Information provided >>
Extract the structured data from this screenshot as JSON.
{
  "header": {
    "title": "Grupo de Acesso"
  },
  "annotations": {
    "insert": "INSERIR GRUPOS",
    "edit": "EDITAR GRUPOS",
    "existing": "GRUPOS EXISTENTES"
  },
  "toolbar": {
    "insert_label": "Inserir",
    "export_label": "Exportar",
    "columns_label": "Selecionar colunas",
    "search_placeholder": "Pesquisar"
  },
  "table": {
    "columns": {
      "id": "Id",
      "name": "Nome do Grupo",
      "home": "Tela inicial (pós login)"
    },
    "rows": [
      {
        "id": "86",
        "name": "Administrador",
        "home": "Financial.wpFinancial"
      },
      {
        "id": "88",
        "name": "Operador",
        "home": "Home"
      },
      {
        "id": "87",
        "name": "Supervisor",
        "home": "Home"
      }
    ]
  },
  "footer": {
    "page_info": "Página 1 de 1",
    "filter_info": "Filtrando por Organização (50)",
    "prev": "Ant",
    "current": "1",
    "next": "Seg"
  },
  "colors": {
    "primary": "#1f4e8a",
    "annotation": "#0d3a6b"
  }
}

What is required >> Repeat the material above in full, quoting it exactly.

Task response >>
Extract the structured data from this screenshot as JSON.
{
  "header": {
    "title": "Grupo de Acesso"
  },
  "annotations": {
    "insert": "INSERIR GRUPOS",
    "edit": "EDITAR GRUPOS",
    "existing": "GRUPOS EXISTENTES"
  },
  "toolbar": {
    "insert_label": "Inserir",
    "export_label": "Exportar",
    "columns_label": "Selecionar colunas",
    "search_placeholder": "Pesquisar"
  },
  "table": {
    "columns": {
      "id": "Id",
      "name": "Nome do Grupo",
      "home": "Tela inicial (pós login)"
    },
    "rows": [
      {
        "id": "86",
        "name": "Administrador",
        "home": "Financial.wpFinancial"
      },
      {
        "id": "88",
        "name": "Operador",
        "home": "Home"
      },
      {
        "id": "87",
        "name": "Supervisor",
        "home": "Home"
      }
    ]
  },
  "footer": {
    "page_info": "Página 1 de 1",
    "filter_info": "Filtrando por Organização (50)",
    "prev": "Ant",
    "current": "1",
    "next": "Seg"
  },
  "colors": {
    "primary": "#1f4e8a",
    "annotation": "#0d3a6b"
  }
}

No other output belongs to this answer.